* **Your instructions**: Return all lines from the entries below in which the word "Daniel" is present.

[Opening Recorded data section]

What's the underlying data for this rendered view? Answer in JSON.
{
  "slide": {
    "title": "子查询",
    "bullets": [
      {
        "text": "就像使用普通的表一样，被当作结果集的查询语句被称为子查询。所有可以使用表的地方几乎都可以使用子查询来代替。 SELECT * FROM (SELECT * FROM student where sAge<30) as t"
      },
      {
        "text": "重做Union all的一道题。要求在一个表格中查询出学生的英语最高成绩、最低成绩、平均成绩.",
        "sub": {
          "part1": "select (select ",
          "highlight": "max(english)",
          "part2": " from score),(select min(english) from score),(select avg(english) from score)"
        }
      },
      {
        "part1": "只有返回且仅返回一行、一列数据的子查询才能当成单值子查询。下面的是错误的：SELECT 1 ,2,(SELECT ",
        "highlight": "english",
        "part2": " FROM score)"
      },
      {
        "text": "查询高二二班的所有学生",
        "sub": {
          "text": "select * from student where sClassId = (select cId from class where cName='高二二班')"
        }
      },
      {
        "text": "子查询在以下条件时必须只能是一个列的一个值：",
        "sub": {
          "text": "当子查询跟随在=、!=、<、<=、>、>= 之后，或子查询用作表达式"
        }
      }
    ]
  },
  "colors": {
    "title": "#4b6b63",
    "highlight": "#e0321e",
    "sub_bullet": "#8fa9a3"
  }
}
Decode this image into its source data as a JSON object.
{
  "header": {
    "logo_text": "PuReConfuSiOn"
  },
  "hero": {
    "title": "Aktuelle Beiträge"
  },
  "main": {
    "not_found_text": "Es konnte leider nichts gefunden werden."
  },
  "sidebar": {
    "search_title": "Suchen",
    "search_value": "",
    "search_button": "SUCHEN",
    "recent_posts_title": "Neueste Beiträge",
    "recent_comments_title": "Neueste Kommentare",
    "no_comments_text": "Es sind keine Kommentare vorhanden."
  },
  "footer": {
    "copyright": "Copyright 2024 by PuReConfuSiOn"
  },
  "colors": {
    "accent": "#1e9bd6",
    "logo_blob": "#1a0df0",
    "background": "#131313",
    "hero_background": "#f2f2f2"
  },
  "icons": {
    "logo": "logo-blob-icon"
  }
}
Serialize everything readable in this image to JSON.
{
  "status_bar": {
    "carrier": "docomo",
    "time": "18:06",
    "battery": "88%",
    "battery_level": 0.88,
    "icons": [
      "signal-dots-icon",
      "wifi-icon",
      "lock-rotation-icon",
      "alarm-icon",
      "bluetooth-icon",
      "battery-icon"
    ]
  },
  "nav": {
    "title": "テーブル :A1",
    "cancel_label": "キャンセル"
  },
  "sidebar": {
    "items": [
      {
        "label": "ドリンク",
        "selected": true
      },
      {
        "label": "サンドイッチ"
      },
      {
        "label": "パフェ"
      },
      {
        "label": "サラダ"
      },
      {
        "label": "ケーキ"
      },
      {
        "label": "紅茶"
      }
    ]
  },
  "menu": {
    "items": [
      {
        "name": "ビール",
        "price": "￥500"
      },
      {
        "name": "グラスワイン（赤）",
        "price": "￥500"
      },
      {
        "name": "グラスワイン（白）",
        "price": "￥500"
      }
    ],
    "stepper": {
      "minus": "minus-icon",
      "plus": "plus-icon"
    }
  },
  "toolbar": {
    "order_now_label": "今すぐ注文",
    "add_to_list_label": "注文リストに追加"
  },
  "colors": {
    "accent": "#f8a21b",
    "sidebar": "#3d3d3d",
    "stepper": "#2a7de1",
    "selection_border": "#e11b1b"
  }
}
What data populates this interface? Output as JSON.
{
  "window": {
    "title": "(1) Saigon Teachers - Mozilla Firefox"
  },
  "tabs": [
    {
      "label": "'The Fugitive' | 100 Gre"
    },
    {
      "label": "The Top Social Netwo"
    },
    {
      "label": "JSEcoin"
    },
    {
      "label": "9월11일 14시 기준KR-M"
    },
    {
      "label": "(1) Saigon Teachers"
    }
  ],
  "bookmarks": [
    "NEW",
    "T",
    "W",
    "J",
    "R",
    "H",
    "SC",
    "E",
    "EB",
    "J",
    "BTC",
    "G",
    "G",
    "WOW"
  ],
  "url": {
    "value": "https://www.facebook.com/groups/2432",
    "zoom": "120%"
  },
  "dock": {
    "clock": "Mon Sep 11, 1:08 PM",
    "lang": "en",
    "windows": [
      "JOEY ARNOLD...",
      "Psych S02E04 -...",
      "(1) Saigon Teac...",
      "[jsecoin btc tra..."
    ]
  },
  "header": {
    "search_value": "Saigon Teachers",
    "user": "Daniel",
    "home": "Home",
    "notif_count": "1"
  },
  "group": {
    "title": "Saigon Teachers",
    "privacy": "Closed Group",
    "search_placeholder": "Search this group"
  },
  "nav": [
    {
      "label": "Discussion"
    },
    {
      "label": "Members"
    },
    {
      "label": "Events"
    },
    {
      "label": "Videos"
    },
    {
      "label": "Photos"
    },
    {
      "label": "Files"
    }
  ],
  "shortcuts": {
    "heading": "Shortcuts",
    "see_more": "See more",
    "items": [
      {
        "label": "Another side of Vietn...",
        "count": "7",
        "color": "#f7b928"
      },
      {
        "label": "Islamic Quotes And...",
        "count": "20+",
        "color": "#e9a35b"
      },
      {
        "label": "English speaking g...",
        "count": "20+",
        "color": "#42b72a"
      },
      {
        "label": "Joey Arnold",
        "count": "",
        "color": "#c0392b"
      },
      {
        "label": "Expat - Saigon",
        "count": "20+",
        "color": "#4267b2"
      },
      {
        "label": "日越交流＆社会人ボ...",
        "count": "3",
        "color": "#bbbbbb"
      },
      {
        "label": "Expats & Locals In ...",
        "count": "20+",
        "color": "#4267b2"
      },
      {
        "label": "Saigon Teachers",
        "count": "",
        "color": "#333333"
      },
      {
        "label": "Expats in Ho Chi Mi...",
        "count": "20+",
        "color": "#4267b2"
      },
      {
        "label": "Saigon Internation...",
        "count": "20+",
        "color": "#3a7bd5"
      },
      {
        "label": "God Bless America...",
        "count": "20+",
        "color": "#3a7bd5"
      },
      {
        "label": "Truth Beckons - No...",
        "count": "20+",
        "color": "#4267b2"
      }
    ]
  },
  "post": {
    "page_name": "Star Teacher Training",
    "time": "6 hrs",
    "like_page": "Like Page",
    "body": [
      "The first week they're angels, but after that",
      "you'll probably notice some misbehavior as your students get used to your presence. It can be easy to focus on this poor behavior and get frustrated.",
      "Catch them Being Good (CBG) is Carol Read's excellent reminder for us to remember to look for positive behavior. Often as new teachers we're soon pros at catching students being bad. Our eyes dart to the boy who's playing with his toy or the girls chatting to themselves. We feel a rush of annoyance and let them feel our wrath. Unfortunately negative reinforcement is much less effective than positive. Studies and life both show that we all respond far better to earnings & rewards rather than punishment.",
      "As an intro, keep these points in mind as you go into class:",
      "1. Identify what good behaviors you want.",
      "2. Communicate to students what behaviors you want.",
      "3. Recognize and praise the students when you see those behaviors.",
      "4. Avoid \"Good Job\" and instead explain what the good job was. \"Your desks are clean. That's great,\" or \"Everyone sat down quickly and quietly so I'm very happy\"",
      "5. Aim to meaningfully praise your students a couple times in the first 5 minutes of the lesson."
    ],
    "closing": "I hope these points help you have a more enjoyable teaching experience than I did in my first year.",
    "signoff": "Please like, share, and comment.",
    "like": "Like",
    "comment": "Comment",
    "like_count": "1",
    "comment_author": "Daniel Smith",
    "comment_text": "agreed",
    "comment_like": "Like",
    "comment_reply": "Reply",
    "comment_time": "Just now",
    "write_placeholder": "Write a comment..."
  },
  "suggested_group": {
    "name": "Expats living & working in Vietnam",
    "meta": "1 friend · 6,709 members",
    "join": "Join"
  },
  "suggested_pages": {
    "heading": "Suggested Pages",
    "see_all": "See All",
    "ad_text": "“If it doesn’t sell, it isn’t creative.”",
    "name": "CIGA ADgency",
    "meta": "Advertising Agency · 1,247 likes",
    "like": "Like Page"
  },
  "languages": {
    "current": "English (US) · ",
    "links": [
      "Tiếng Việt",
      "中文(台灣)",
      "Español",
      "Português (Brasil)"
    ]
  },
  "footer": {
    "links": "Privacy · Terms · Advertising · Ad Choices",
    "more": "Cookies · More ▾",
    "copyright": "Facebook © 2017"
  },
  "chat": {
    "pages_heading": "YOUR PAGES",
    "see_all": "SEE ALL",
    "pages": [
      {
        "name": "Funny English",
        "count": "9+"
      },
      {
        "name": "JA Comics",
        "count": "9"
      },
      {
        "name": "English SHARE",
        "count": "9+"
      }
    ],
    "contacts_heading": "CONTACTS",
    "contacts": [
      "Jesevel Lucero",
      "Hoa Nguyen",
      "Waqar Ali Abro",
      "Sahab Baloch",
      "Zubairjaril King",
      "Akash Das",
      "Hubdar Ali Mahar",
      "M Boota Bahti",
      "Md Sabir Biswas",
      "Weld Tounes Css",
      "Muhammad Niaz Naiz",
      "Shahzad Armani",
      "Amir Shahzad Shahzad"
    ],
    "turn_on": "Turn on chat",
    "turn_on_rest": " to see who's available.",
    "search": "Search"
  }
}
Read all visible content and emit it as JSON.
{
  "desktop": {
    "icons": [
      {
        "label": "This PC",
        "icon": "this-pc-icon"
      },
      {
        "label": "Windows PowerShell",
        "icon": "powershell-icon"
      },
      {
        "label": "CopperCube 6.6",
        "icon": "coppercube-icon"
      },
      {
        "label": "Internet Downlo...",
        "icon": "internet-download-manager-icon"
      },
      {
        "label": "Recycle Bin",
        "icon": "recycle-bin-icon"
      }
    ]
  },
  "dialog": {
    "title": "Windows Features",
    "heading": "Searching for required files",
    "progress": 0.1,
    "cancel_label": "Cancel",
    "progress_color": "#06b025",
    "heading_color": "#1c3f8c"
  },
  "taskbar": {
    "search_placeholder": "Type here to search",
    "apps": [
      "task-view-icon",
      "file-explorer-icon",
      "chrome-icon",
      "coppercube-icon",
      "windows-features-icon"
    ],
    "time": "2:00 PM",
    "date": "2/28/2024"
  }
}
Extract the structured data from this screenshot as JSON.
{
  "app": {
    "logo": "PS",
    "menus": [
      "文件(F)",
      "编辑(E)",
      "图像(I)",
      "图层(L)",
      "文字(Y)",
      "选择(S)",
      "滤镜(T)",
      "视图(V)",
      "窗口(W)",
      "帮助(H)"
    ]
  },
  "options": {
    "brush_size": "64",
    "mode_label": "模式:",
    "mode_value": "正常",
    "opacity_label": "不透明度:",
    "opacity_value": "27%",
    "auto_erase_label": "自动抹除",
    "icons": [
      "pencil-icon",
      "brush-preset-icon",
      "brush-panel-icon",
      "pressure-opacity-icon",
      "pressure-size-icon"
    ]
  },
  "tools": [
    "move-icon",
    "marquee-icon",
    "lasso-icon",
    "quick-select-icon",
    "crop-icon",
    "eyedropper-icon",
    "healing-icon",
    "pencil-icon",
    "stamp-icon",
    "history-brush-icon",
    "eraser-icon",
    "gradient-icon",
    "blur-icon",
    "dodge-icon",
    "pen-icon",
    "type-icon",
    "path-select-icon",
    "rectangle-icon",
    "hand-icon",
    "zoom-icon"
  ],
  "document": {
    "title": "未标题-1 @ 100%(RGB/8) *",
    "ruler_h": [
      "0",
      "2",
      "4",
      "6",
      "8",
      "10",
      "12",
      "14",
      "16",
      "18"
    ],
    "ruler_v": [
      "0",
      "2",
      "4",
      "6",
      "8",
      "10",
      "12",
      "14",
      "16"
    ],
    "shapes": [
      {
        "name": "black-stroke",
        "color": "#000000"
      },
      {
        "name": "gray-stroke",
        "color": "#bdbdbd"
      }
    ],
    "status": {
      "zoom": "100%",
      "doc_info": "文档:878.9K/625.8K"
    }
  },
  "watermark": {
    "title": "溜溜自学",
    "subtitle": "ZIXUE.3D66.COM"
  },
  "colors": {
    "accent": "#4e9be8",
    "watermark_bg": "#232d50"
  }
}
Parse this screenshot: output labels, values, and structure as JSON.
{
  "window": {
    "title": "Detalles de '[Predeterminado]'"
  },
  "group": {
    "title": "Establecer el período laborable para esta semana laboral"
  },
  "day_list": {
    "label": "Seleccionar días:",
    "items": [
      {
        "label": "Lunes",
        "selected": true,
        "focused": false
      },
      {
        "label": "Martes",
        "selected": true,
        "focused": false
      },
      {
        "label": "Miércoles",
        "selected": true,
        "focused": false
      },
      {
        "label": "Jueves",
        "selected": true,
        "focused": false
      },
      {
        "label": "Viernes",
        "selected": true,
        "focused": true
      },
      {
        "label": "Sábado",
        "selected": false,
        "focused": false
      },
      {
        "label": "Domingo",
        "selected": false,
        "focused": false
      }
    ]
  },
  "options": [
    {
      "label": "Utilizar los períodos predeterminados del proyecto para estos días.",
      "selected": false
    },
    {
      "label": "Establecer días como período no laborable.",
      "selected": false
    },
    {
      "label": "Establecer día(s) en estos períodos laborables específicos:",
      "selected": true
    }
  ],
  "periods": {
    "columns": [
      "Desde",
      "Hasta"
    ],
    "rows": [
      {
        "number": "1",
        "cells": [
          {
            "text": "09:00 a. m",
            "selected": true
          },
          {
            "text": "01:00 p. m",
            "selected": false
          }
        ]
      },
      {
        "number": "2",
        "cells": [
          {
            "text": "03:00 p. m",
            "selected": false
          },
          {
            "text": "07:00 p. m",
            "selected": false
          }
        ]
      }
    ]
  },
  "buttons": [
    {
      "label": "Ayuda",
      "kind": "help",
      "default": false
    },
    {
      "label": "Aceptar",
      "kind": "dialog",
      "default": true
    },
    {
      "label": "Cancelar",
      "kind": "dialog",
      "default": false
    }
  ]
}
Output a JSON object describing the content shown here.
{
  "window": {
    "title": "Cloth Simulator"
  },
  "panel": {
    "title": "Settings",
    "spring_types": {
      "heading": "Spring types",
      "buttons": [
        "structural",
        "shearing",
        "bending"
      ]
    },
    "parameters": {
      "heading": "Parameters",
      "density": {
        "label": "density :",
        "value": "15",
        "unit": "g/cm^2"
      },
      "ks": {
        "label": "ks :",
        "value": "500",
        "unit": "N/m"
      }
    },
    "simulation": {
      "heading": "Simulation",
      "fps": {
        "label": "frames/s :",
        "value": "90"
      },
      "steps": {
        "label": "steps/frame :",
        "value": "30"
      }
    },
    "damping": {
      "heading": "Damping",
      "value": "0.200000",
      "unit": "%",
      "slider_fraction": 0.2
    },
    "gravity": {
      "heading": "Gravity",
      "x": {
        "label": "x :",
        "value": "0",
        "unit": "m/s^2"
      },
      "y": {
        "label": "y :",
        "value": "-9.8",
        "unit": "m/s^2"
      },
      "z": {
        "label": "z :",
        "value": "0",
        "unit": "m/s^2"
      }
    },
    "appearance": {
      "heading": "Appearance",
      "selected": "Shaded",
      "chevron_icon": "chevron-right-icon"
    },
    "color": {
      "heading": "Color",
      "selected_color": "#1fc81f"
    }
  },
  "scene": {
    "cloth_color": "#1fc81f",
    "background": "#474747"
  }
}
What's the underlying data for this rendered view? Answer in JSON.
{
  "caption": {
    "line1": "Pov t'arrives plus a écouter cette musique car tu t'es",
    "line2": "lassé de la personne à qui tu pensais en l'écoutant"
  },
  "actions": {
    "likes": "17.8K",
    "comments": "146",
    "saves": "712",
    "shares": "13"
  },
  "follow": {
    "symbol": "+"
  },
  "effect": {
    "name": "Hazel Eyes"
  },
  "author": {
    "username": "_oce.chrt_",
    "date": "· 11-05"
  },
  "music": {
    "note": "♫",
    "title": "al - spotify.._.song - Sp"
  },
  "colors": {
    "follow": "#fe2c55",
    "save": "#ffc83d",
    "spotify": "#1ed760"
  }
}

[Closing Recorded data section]

* **Output below**:
    "user": "Daniel",
    "comment_author": "Daniel Smith",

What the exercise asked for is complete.